    In another American victory on the Canadian border, Oliver Hazard Perry defeats a British fleet in a battle that is alternatively called The Battle of Lake Erie, allowing for control of the lake and providing another opportunity to invade Canada by Detroit, this time by sea.
  • The Battle of the Thames

    The Battle of the Thames
    After the American victory at Put-In-Bay, William Henry Harrison leads an American force up the Thames River. In this battle, Harrison wins decisively, and the battle also leads to the death of native leader Tecumseh.This demoralizes the Native Americans and greatly decreases that threat on America's western frontier during the war.
  • The Battle of Horseshoe Bend

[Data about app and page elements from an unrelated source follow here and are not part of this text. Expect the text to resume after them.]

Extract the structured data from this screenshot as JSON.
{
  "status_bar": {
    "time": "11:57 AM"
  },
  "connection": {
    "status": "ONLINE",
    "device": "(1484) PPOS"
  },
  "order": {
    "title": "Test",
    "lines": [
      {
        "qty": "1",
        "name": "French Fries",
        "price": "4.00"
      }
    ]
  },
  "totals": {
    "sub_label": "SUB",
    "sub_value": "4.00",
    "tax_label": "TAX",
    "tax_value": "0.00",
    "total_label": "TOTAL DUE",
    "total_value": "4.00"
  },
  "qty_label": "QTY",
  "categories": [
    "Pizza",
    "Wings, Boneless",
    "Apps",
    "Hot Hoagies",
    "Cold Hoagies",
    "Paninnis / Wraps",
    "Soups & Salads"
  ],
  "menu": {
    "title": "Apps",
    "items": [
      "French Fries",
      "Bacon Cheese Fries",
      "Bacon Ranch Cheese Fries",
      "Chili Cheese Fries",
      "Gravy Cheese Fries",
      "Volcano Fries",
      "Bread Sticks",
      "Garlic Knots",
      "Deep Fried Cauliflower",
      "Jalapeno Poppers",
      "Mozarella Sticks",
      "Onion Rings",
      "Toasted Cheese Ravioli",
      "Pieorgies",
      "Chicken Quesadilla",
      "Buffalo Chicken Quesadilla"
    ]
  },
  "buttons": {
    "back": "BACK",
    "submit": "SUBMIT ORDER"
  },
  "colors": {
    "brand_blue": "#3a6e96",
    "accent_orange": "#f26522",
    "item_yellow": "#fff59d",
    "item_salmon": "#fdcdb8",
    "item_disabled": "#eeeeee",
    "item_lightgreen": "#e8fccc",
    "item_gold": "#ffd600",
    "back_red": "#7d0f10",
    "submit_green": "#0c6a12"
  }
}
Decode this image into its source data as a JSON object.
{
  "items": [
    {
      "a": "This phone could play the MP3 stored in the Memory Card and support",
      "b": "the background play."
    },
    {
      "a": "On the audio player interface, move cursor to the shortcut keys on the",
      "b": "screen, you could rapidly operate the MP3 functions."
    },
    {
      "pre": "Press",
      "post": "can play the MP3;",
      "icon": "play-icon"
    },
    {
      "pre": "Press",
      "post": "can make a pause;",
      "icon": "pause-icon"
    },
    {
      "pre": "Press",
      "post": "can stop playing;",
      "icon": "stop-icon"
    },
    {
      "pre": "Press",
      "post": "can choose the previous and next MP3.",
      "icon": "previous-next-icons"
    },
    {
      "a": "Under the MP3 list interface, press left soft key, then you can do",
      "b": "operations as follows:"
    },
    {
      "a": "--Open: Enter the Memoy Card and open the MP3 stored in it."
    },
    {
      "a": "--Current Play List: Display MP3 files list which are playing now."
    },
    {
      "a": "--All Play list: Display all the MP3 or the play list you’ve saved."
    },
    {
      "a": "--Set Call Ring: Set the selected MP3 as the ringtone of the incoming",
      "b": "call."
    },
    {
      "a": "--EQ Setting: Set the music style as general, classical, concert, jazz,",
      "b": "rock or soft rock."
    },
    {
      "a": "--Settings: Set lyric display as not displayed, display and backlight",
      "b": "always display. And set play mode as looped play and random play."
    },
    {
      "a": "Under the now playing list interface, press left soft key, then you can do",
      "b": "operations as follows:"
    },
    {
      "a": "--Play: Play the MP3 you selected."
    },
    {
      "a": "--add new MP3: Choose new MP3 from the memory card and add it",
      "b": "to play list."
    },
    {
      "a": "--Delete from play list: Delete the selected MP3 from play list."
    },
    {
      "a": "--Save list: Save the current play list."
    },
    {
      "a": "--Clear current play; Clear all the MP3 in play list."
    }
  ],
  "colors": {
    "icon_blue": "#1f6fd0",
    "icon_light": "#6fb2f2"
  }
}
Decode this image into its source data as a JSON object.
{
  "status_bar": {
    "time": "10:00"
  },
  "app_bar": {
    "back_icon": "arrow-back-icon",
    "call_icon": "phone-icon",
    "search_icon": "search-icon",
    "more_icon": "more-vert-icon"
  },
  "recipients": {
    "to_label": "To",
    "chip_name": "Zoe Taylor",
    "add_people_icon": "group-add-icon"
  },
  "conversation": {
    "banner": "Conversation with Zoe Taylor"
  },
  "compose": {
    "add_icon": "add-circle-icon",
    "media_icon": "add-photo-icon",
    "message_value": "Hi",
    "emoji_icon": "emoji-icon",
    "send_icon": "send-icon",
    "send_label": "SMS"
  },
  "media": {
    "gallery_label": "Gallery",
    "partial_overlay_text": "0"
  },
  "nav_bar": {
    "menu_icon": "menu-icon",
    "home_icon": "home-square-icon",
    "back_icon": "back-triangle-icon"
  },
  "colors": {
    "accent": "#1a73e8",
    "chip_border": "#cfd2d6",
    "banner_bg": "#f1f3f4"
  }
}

    The Battle of Horseshoe Bend
    Andrew Jackson leads a Tennessee state militia to a brutal attack on the Creek Indians at Horseshoe Bend, dismantling their resistance. This battle leads into Jackson's invasion of Florida, which takes place later on in the war.
  • The Siege of Washington

    The Siege of Washington
    In one of the most brutal American defeats in The War of 1812, British troops attack Washington, D.C. and set fire to multiple buildings.
  • The Battle of Plattsburgh

    The Battle of Plattsburgh
    This is another instance of American forces repelling a British invasion. This battle allowed America to secure its northern border, and was one of the battles leading up to the end of the war.
  • The Battle of Baltimore

    The Battle of Baltimore
    This battle follows The Siege of Washington, and ends in a vastly important American victory. This American victory also leads to the writing of The Star-Spangled Banner by Francis Scott Key, which would become the national anthem in 1931.
  • The Battle of Pensacola

    The Battle of Pensacola
    Andrew Jackson and his forces invade and conquer a Spanish fort at Pensacola. This event among others ultimately leads to American annexation of Florida.
  • The Hartford Convention

    The Hartford Convention
    New England delegates meeting to discuss possible secession over Federalist grievances about the conflicts between the North and the South decide to propose seven constitutional amendments. However, after The Treaty of Ghent is signed and The Battle of New Orleans occurs, the amendments are dismissed as irrelevant, and this event ultimately leads to the demise of the Federalist Party.
  • The Treaty of Ghent

    The Treaty of Ghent
    This treaty signed between America and Britain in a Dutch City, Ghent, officially ends The War of 1812. In the treaty, both parties essentially agree to give up each of their demands.
  • The Battle of New Orleans

    The Battle of New Orleans
    This is a dominant American victory, led by Andrew Jackson. It allows America to have full security of its southern and southwestern borders. However, this battle takes place after The War of 1812 ends. The news of the Treaty of Ghent doesn't reach Jackson until well after the battle.
  • The Rush-Bagot Agreement

    The Rush-Bagot Agreement
    This treaty, signed well after The War of 1812 ended, was an agreement between America and Britain that formally disarmed The Great Lakes, leading to the American-Canadian border becoming the longest unguarded frontier in the world.